Will Augmented Reality Enhance The Hotel Stay Of The Future?
— 7 experts shared their view
While virtual reality can be used to attract travelers to a specific destination, augmented reality has the potential to enhance the experience as it is lived. From the point of view of sales and advertising, AR is a great way to show offers and promotions in real-time: a traveler could point the camera at a restaurant and see the menu-of-the-day come to life, or watch hotel room rates shown over the "real" property. It is likely that the future of travel will be made up of a mix of multiple realities: phenomenal, virtual, and augmented.

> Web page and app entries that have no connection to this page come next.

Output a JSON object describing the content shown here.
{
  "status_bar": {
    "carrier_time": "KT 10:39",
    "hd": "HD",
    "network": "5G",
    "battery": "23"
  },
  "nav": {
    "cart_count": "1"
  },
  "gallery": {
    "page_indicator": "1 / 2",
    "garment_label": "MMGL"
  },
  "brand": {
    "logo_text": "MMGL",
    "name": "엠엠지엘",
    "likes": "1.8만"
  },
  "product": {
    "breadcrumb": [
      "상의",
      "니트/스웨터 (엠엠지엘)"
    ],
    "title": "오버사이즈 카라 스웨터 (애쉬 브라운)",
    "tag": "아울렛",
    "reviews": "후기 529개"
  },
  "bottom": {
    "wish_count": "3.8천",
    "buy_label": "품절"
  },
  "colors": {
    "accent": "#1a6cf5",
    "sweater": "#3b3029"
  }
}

How will hotels be able to benefit from the technology?
Founder | CEO | Futurist
AR is present in different areas of our life today, even on its most trivial aspects: think about the explosion of Pokémon Go, a game with over 60M active users every month. Some hotels have ridden this "gamification" wave, transforming into "Pokétel." AR is also used to offer unique experiences, as in the case of "Le Petit Chef," an application created by SkullMapping, which lets you enjoy your dinner while it is "cooked" by an animated Chef on your plate.
Examples are everywhere, and they show a renewed interest in the technology. I have always felt that the Google Glass flop was more due to an error in timing, rather than design, and several trends confirm this: in '19, Facebook signed a partnership with Luxottica to market its version of AR glasses. In '20, Google itself bought North, a Canadian manufacturer of smart glasses, which had already received funds from Amazon and Intel. Google, especially, is at the forefront when it comes to AR: just open Maps, click on "Live View" and see what happens, or, even better, check Google Lens out. A mobile image recognition app launched during I/O of '17, Google Lens is often referred to as the "Shazam of things." It allows to scan and translate texts from images, menus or flyers, find information, reviews, opening hours, and historical facts about monuments, restaurants, and shops, etc., so I'd say hotels are already, even though mainly indirectly, benefiting from the technology, and they will continue to do so in the future.